Fast Facts and History History of Garfield School
(Listed on the Arkansas Registry of Historic Places)

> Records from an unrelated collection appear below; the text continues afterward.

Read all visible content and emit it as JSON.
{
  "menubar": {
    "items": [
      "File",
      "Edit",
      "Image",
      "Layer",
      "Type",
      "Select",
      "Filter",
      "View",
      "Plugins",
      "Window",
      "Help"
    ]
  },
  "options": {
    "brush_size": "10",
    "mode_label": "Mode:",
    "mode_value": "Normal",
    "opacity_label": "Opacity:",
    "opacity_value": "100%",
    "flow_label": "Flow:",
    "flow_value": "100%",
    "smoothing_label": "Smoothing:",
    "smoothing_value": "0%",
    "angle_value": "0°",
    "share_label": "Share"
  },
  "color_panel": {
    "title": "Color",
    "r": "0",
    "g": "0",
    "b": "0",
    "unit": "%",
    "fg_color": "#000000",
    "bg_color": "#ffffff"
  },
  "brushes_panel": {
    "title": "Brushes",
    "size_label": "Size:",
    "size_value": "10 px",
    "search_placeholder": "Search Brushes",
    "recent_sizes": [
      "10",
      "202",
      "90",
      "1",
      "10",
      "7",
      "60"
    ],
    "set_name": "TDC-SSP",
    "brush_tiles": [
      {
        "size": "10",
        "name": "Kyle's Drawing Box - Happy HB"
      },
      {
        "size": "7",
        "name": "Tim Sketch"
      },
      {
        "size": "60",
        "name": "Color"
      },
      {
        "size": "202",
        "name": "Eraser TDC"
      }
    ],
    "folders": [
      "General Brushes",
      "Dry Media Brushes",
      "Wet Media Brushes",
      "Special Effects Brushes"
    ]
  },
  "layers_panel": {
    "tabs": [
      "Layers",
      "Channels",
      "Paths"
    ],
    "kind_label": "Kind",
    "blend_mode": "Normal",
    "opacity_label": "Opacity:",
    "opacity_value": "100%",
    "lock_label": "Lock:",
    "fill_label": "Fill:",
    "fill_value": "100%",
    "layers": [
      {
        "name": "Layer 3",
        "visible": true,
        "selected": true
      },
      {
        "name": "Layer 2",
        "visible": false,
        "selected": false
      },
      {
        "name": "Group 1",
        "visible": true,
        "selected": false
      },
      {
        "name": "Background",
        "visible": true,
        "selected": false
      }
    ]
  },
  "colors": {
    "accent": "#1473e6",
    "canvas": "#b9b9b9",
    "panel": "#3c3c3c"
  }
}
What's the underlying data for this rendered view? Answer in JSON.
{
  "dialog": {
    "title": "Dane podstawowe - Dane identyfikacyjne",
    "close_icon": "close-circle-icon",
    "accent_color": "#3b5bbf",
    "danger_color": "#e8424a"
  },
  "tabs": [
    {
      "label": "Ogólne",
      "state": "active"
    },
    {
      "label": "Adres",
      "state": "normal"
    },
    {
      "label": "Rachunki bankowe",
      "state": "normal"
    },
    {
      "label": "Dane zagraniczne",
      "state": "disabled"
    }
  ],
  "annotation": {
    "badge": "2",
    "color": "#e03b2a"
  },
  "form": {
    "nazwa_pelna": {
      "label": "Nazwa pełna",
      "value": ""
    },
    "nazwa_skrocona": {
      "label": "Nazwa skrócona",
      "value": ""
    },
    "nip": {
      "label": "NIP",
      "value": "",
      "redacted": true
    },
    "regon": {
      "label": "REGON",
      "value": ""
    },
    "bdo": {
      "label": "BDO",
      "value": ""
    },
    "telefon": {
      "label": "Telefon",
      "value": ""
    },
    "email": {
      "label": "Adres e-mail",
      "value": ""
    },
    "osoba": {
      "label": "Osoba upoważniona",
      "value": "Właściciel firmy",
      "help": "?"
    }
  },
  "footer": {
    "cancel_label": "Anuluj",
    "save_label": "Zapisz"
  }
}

Although the Garfield School is now a part of the Rogers School District, it operates in the town of Garfield, and has existed there continuously since 1885. The first schoolhouse was a wood frame building erected in 1888 at a cost of $800. The first story was used as a school and the second story was used as the Masonic Lodge Hall. That first schoolhouse stood beside a later one built of stone. At first, the stone portion of the school was just one room that adjoined the existing frame structure. The original stone building was erected in 1900. In 1918, a large expansion and remodeling job was begun in the stone building. By the 1922-23 school term, the expansion program was completed and all classes returned to the "new" stone schoolhouse. It then had two large rooms downstairs for the elementary grades, and one large one with a stage upstairs. The 1888 building had been razed. Work on the present day Garfield School main building, which is located near Hwy. 62 about 50 yards from the original school, was begun in the late 1930's, with funds allotted by the National Youth Administration. This "new" school was completed in 1941. It is now listed with the National Register of Historic Places by the Arkansas Historic Preservation Program. "Its castellated entrance porticos, arched entrances and heavy ashlarfaced masonry construction throughout distinguish this design as the finest extant representative of an aesthetic that was particularly popular for public school construction during the Great Depression." After the new building was completed, the old stone building was not used as a school for many years. It was used as a residence, a poultry house, and a worm-raising center. When some felt that the old building should be bulldozed, the community joined together to save it. The Garfield School Restoration project was begun in 1995. The community helped in raising the initial $40,000 toward this project. The building was purchased by a few members of the community and then dedicated to the Rogers School District. The initial mortgage was around $100,000. This has all been paid through community fundraising efforts. The final amount of around $11,000 was paid by L.J. and Mary Dart in memory of their son, Andy Dart.. The restoration project was completed by the 1998-99 school year. Most of the work was done by volunteers from the community.